— Directions —
Check the entries below and say how many lines include the word "notification". No other text is wanted.

— Data for review —
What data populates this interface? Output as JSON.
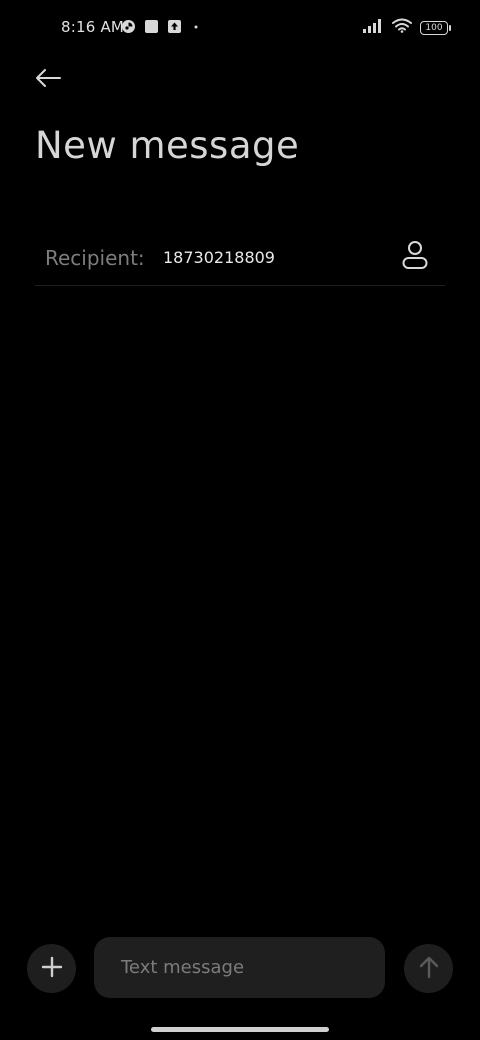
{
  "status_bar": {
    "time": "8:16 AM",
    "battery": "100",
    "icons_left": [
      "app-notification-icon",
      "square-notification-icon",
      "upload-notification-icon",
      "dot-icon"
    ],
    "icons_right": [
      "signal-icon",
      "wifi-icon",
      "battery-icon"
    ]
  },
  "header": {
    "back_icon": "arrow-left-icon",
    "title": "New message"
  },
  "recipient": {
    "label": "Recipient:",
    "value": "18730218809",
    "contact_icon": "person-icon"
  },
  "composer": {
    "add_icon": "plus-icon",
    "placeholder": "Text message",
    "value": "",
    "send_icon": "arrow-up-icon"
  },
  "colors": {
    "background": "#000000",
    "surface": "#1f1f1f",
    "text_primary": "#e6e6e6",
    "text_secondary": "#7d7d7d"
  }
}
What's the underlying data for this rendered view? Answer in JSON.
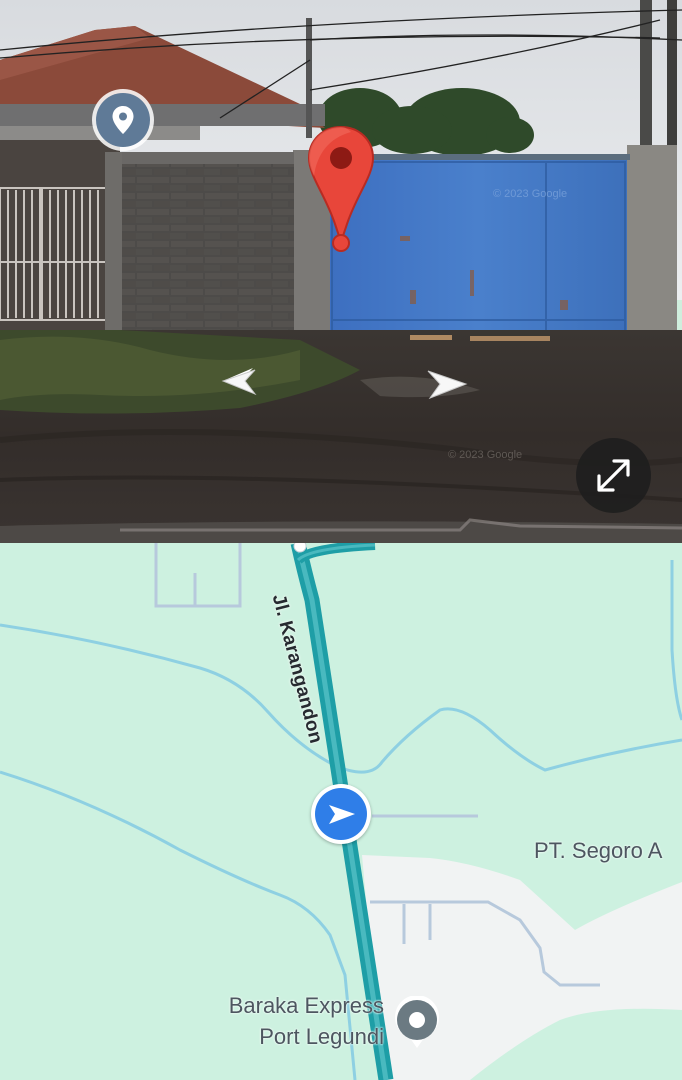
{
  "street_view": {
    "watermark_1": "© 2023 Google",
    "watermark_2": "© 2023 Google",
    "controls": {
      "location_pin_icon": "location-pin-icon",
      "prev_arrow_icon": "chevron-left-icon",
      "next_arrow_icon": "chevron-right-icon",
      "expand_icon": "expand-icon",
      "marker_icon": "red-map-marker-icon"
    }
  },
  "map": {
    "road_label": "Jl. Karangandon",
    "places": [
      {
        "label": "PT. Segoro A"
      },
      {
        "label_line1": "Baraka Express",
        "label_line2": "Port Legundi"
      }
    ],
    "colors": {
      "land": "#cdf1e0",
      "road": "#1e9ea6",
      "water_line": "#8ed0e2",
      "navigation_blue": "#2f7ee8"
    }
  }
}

— Task response —
3